-- Source data --
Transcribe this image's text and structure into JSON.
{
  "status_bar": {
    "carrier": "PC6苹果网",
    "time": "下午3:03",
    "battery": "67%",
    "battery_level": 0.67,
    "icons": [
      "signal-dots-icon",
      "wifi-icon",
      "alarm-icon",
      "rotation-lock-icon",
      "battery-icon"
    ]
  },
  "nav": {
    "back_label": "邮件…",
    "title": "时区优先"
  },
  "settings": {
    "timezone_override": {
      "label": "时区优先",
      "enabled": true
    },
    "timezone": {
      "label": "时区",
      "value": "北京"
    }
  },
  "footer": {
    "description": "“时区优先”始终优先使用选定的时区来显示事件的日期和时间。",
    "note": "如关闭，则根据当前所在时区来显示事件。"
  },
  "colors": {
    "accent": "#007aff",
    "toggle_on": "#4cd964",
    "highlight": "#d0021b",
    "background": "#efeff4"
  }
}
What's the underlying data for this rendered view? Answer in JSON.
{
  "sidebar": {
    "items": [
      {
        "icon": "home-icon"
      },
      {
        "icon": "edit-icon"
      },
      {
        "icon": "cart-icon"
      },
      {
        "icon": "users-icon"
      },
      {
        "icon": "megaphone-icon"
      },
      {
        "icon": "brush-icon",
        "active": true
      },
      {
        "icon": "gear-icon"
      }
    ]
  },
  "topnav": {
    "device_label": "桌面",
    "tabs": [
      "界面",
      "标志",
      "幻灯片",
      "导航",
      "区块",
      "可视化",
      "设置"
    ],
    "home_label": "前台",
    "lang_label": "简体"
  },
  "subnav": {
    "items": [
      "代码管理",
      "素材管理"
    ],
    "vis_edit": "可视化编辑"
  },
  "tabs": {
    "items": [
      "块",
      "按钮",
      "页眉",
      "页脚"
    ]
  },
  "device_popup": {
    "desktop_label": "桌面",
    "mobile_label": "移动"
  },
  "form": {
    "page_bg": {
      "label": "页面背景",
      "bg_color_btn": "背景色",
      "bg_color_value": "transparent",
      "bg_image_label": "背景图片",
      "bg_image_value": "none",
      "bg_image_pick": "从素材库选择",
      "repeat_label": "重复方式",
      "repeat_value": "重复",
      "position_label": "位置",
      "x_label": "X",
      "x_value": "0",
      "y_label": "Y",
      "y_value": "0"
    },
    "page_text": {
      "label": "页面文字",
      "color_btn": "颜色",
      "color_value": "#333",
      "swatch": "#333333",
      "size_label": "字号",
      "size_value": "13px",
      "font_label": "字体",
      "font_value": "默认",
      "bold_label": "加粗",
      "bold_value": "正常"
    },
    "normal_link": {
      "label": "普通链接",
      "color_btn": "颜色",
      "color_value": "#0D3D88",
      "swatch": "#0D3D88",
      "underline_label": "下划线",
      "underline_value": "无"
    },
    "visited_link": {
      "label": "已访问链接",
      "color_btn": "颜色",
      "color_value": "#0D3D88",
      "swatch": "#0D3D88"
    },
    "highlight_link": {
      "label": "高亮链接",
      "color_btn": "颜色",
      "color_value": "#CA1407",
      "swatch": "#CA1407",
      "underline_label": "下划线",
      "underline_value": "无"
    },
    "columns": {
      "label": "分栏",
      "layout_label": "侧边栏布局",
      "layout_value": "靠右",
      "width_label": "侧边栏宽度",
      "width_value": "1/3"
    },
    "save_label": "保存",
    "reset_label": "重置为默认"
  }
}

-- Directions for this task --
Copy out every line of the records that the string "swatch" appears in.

-- The answer --
      "swatch": "#333333",
      "swatch": "#0D3D88",
      "swatch": "#0D3D88"
      "swatch": "#CA1407",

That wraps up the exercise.